WORK INSTRUCTION
Check every line of the entries for the string "volume" and return the ones that contain it.

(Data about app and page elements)
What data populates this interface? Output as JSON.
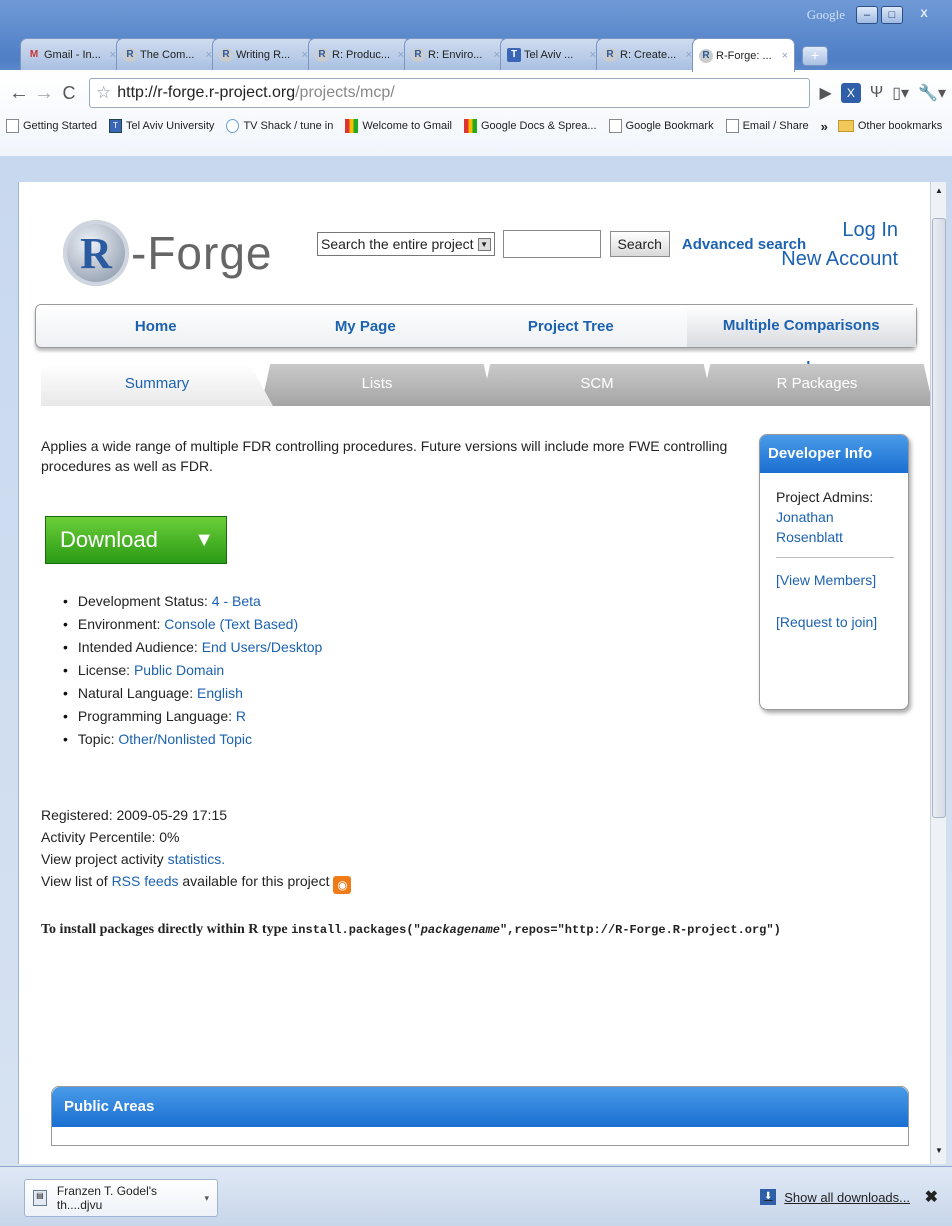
{
  "window": {
    "brand": "Google",
    "minimize": "–",
    "maximize": "□",
    "close": "X"
  },
  "tabs": [
    {
      "label": "Gmail - In...",
      "icon": "gmail-icon"
    },
    {
      "label": "The Com...",
      "icon": "r-icon"
    },
    {
      "label": "Writing R...",
      "icon": "r-icon"
    },
    {
      "label": "R: Produc...",
      "icon": "r-icon"
    },
    {
      "label": "R: Enviro...",
      "icon": "r-icon"
    },
    {
      "label": "Tel Aviv ...",
      "icon": "university-icon"
    },
    {
      "label": "R: Create...",
      "icon": "r-icon"
    },
    {
      "label": "R-Forge: ...",
      "icon": "r-icon"
    }
  ],
  "tab_close": "×",
  "url": {
    "domain": "http://r-forge.r-project.org",
    "path": "/projects/mcp/"
  },
  "bookmarks": [
    {
      "label": "Getting Started",
      "icon": "page"
    },
    {
      "label": "Tel Aviv University",
      "icon": "uni"
    },
    {
      "label": "TV Shack / tune in",
      "icon": "tv"
    },
    {
      "label": "Welcome to Gmail",
      "icon": "gm"
    },
    {
      "label": "Google Docs & Sprea...",
      "icon": "gm"
    },
    {
      "label": "Google Bookmark",
      "icon": "page"
    },
    {
      "label": "Email / Share",
      "icon": "page"
    }
  ],
  "bookmarks_more": "»",
  "other_bookmarks": "Other bookmarks",
  "site": {
    "logo_text": "-Forge",
    "logo_r": "R",
    "search_scope": "Search the entire project",
    "search_button": "Search",
    "advanced_search": "Advanced search",
    "login": "Log In",
    "new_account": "New Account",
    "nav": [
      "Home",
      "My Page",
      "Project Tree",
      "Multiple Comparisons procedures"
    ],
    "subtabs": [
      "Summary",
      "Lists",
      "SCM",
      "R Packages"
    ]
  },
  "project": {
    "description": "Applies a wide range of multiple FDR controlling procedures. Future versions will include more FWE controlling procedures as well as FDR.",
    "download": "Download",
    "traits": [
      {
        "label": "Development Status:",
        "value": "4 - Beta"
      },
      {
        "label": "Environment:",
        "value": "Console (Text Based)"
      },
      {
        "label": "Intended Audience:",
        "value": "End Users/Desktop"
      },
      {
        "label": "License:",
        "value": "Public Domain"
      },
      {
        "label": "Natural Language:",
        "value": "English"
      },
      {
        "label": "Programming Language:",
        "value": "R"
      },
      {
        "label": "Topic:",
        "value": "Other/Nonlisted Topic"
      }
    ],
    "registered": "Registered: 2009-05-29 17:15",
    "activity": "Activity Percentile: 0%",
    "stats_prefix": "View project activity",
    "stats_link": "statistics.",
    "rss_prefix": "View list of",
    "rss_link": "RSS feeds",
    "rss_suffix": "available for this project",
    "install_prefix": "To install packages directly within R type",
    "install_code_1": "install.packages(\"",
    "install_code_pkg": "packagename",
    "install_code_2": "\",repos=\"http://R-Forge.R-project.org\")"
  },
  "developer": {
    "title": "Developer Info",
    "admins_label": "Project Admins:",
    "admin": "Jonathan Rosenblatt",
    "view_members": "[View Members]",
    "request_join": "[Request to join]"
  },
  "public_areas": {
    "title": "Public Areas"
  },
  "downloads": {
    "file": "Franzen T. Godel's th....djvu",
    "show_all": "Show all downloads...",
    "close": "✖"
  }
}
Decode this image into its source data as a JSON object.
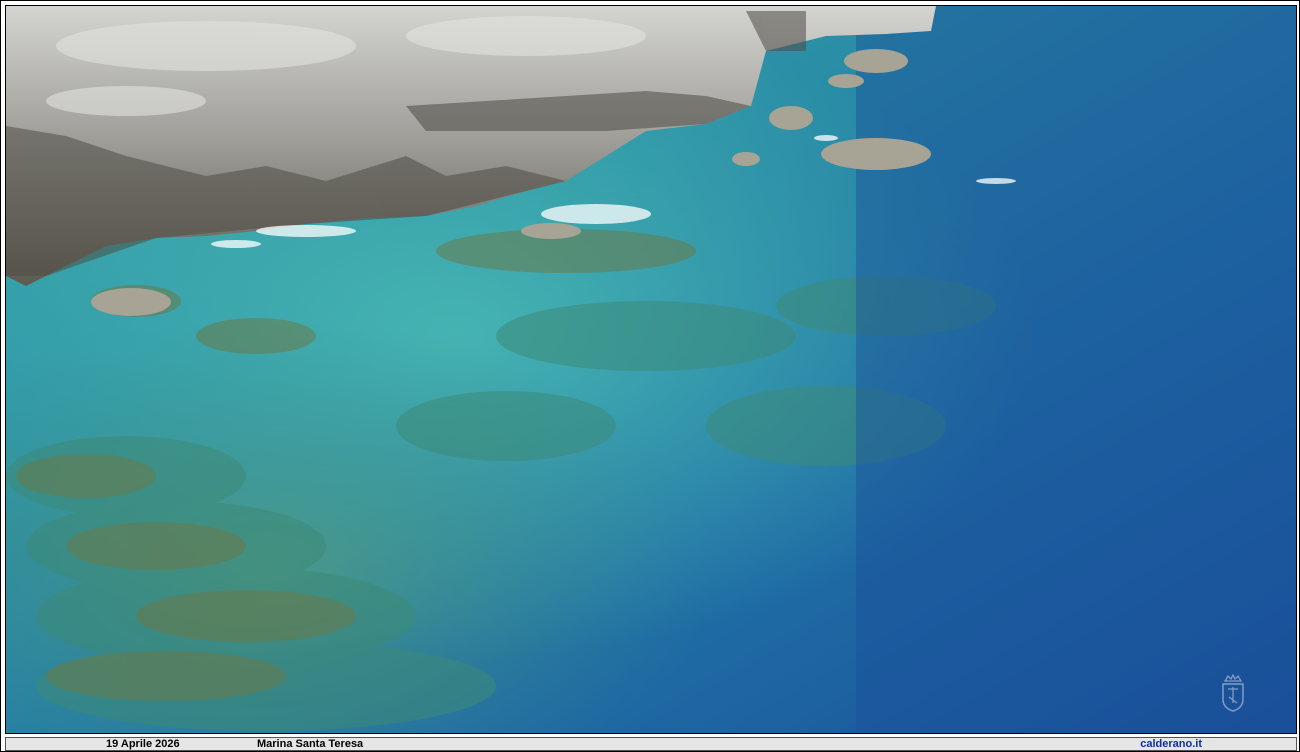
{
  "photo": {
    "subject": "aerial-sea-cliff",
    "watermark_icon": "crest-icon",
    "colors": {
      "deep_sea": "#1c57a0",
      "shallow_sea": "#2f9ea8",
      "rock": "#a9a9a5",
      "seaweed": "#5f7048"
    }
  },
  "caption": {
    "date": "19 Aprile 2026",
    "place": "Marina Santa Teresa",
    "site": "calderano.it"
  }
}
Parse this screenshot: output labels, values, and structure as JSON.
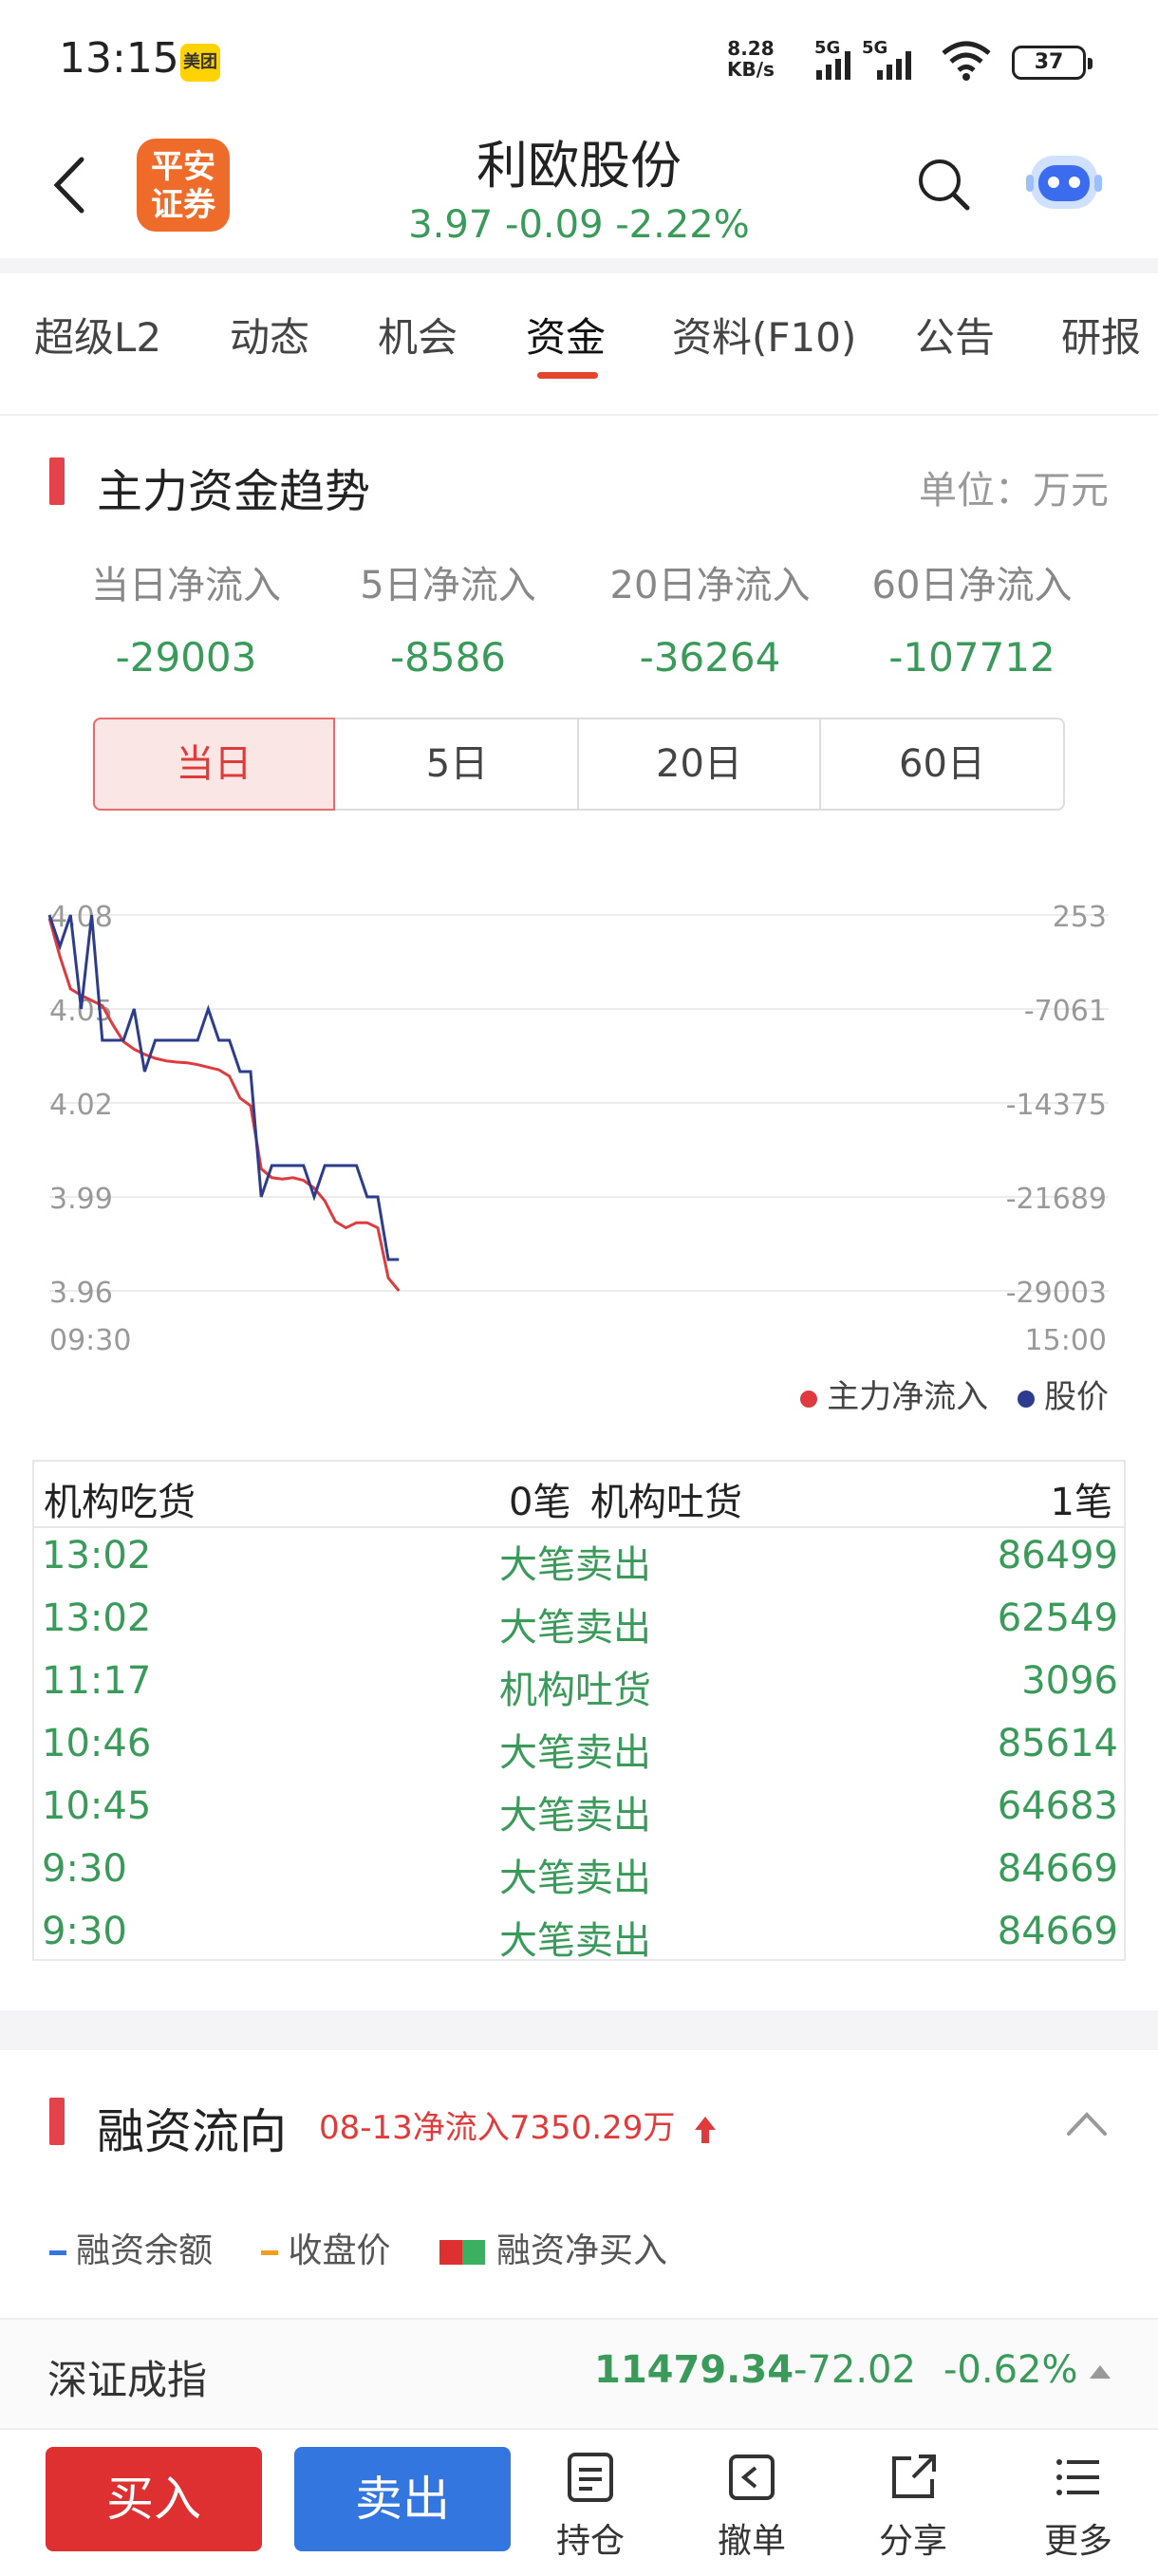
{
  "status_bar": {
    "time": "13:15",
    "badge": "美团",
    "net_speed_value": "8.28",
    "net_speed_unit": "KB/s",
    "signal_1": "5G",
    "signal_2": "5G",
    "battery": "37"
  },
  "header": {
    "logo_line1": "平安",
    "logo_line2": "证券",
    "stock_name": "利欧股份",
    "price": "3.97",
    "change": "-0.09",
    "change_pct": "-2.22%"
  },
  "tabs": [
    {
      "label": "超级L2",
      "active": false
    },
    {
      "label": "动态",
      "active": false
    },
    {
      "label": "机会",
      "active": false
    },
    {
      "label": "资金",
      "active": true
    },
    {
      "label": "资料(F10)",
      "active": false
    },
    {
      "label": "公告",
      "active": false
    },
    {
      "label": "研报",
      "active": false
    }
  ],
  "main_section": {
    "title": "主力资金趋势",
    "unit": "单位：万元",
    "stats": [
      {
        "label": "当日净流入",
        "value": "-29003"
      },
      {
        "label": "5日净流入",
        "value": "-8586"
      },
      {
        "label": "20日净流入",
        "value": "-36264"
      },
      {
        "label": "60日净流入",
        "value": "-107712"
      }
    ],
    "periods": [
      "当日",
      "5日",
      "20日",
      "60日"
    ],
    "active_period": "当日"
  },
  "chart_data": {
    "type": "line",
    "x_start": "09:30",
    "x_end": "15:00",
    "left_axis_ticks": [
      "4.08",
      "4.05",
      "4.02",
      "3.99",
      "3.96"
    ],
    "right_axis_ticks": [
      "253",
      "-7061",
      "-14375",
      "-21689",
      "-29003"
    ],
    "left_ylim": [
      3.96,
      4.08
    ],
    "right_ylim": [
      -29003,
      253
    ],
    "grid": true,
    "legend_position": "bottom-right",
    "series": [
      {
        "name": "主力净流入",
        "axis": "right",
        "color": "#e0393e",
        "values": [
          0,
          -3000,
          -5500,
          -6000,
          -6400,
          -6800,
          -8300,
          -9600,
          -10200,
          -10600,
          -10900,
          -11100,
          -11200,
          -11250,
          -11400,
          -11600,
          -11800,
          -12300,
          -14000,
          -14600,
          -19500,
          -20200,
          -20300,
          -20200,
          -20400,
          -21000,
          -22000,
          -23600,
          -24100,
          -23700,
          -23700,
          -24100,
          -28000,
          -29000
        ]
      },
      {
        "name": "股价",
        "axis": "left",
        "color": "#2d3c8c",
        "values": [
          4.08,
          4.07,
          4.08,
          4.05,
          4.08,
          4.04,
          4.04,
          4.04,
          4.05,
          4.03,
          4.04,
          4.04,
          4.04,
          4.04,
          4.04,
          4.05,
          4.04,
          4.04,
          4.03,
          4.03,
          3.99,
          4.0,
          4.0,
          4.0,
          4.0,
          3.99,
          4.0,
          4.0,
          4.0,
          4.0,
          3.99,
          3.99,
          3.97,
          3.97
        ]
      }
    ]
  },
  "trade_table": {
    "header_left_label": "机构吃货",
    "header_left_count": "0笔",
    "header_right_label": "机构吐货",
    "header_right_count": "1笔",
    "rows": [
      {
        "time": "13:02",
        "type": "大笔卖出",
        "volume": "86499"
      },
      {
        "time": "13:02",
        "type": "大笔卖出",
        "volume": "62549"
      },
      {
        "time": "11:17",
        "type": "机构吐货",
        "volume": "3096"
      },
      {
        "time": "10:46",
        "type": "大笔卖出",
        "volume": "85614"
      },
      {
        "time": "10:45",
        "type": "大笔卖出",
        "volume": "64683"
      },
      {
        "time": "9:30",
        "type": "大笔卖出",
        "volume": "84669"
      },
      {
        "time": "9:30",
        "type": "大笔卖出",
        "volume": "84669"
      }
    ]
  },
  "margin_section": {
    "title": "融资流向",
    "note": "08-13净流入7350.29万",
    "legend": [
      {
        "label": "融资余额",
        "color": "#3476e0"
      },
      {
        "label": "收盘价",
        "color": "#f0a020"
      },
      {
        "label": "融资净买入",
        "color": "#de3030"
      }
    ]
  },
  "index_bar": {
    "name": "深证成指",
    "value": "11479.34",
    "change": "-72.02",
    "change_pct": "-0.62%"
  },
  "toolbar": {
    "buy_label": "买入",
    "sell_label": "卖出",
    "items": [
      {
        "label": "持仓",
        "icon": "document-icon"
      },
      {
        "label": "撤单",
        "icon": "undo-icon"
      },
      {
        "label": "分享",
        "icon": "share-icon"
      },
      {
        "label": "更多",
        "icon": "menu-icon"
      }
    ]
  }
}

SOLUTION FOR THIS EXERCISE
        "volume": "86499"
        "volume": "62549"
        "volume": "3096"
        "volume": "85614"
        "volume": "64683"
        "volume": "84669"
        "volume": "84669"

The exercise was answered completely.